We specialize in the communication needs of the deaf and hard of hearing community, and we’re proud to be 100% veteran and woman owned.
Our Interpreters and Providers
Our pool of available interpreters and providers is ever-growing, thanks to word of mouth. Because of this, we can easily schedule the right person according to language preferences, certifications, time, location, etc. With more interpreters, we’re more able than ever to to fill your interpreter requests!
Why Rose? In antiquity, the rose symbolized confidentiality and privacy. It acted as a “do-not-disturb” sign when placed on tables in meeting houses, hence the Latin term Sub-Rosa. Confidentiality is the #1 priority for most people who use interpreting services, and we uphold the strictest privacy standards possible and in keeping with The Registry of Interpreters for the Deaf’s Code of Professional Conduct.
Today, the rose is a well-known symbol of passion. In this field, passion is what brings most of us to work every day. Our passions for serving our community, for language and for people drive our careers.
About Rachel Rose
Rachel (“Rae”) is the proud owner of Rose Interpreting. A family friend introduced her to deafness and sign language as a child. She was amazed when she saw that interpreting could make a difference even for children.
She always knew she’d become an interpreter, but she also strongly believed that she should serve her country. At 18, she enlisted in the US Navy. Stationed on the USS Abraham Lincoln (CVN-72), she attained the rank of Boatswain’s Mate 2nd Class (E5) and served during the 9-11 attacks.
After the Navy, she came home to study interpreting. In 2006 she graduated from Pikes Peak Community College in Colorado Springs, Colorado. Currently, she holds BEI: Advanced certification and the Colorado authorization for K-12 educational interpreting.

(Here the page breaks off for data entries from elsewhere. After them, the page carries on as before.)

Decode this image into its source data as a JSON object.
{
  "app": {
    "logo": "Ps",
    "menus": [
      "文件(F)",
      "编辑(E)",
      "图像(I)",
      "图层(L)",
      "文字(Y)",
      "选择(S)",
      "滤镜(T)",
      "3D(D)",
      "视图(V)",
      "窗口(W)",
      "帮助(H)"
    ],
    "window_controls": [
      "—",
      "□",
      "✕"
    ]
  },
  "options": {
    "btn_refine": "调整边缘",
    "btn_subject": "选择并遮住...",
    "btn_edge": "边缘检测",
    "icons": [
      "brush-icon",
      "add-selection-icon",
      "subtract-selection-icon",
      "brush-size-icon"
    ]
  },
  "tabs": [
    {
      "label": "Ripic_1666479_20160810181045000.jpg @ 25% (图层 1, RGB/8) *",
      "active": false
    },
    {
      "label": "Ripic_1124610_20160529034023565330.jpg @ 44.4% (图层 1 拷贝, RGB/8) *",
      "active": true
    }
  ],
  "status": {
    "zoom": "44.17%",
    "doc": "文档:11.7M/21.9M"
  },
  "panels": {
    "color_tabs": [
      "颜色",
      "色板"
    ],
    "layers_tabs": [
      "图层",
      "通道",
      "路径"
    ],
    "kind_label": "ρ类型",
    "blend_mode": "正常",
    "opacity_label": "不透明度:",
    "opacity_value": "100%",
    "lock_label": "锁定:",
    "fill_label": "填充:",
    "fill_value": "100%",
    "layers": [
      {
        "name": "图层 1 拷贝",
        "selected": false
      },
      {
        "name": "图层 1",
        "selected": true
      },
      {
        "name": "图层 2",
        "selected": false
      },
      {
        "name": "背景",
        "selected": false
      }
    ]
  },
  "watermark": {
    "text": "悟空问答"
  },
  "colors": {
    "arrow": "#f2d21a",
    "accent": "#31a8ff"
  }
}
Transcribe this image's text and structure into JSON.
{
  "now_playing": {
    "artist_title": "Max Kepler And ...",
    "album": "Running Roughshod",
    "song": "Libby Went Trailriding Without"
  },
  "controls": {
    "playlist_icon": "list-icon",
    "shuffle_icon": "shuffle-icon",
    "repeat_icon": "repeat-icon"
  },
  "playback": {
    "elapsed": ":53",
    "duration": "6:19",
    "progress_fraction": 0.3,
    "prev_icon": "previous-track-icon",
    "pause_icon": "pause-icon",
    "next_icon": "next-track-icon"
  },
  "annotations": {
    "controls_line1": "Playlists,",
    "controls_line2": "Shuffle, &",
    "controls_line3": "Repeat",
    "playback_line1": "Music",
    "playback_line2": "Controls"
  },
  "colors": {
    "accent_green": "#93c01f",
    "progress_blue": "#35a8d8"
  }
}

*At this time, Colorado only recognizes RID certified interpreters under Colorado’s title protection act. Our owner believes strongly in the need for high standards in interpreting and has been disappointed in RID’s failures to provide a reliable, consistently available testing instrument for hearing and d/Deaf interpreters. In 2016 the National Association of the Deaf (which had until then partnered with RID in certification) mandated that RID recognize BEI certification. RID has not done so yet. The National Association of the Deaf shortly thereafter ended their collaboration.